Start of AVAILABLE DATA
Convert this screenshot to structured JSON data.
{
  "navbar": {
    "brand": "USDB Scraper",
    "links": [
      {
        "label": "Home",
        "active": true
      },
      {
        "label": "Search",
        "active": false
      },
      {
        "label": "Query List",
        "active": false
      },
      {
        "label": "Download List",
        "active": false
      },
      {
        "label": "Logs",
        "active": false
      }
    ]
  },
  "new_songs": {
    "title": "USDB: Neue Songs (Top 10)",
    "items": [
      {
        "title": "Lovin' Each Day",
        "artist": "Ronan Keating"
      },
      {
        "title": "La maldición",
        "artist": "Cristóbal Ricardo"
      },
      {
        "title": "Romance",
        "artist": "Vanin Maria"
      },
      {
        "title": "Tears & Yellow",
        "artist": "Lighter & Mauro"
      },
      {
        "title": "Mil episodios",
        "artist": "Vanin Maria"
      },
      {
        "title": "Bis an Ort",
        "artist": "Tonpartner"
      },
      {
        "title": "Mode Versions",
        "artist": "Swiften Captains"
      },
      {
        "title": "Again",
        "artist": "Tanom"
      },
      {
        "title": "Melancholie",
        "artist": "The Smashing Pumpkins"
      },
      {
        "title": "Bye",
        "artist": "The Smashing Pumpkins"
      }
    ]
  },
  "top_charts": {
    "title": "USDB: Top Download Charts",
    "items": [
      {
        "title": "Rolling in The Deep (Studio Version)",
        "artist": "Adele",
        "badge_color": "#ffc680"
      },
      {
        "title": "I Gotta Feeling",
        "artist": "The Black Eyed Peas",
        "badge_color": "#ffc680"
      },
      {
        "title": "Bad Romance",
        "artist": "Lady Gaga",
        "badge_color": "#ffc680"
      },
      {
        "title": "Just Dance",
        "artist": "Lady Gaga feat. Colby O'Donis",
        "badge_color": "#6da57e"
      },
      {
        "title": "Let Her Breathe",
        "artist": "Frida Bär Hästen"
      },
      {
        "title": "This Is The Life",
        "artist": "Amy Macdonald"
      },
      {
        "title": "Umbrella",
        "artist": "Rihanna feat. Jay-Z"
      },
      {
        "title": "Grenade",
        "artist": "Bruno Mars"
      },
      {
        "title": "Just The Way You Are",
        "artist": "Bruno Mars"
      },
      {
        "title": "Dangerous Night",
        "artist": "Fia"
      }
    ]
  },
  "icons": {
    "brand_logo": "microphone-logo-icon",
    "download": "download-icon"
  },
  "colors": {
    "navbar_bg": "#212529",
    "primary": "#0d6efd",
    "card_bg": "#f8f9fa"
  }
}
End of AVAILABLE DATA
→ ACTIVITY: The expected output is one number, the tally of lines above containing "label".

→ WRITTEN RESPONSE: 5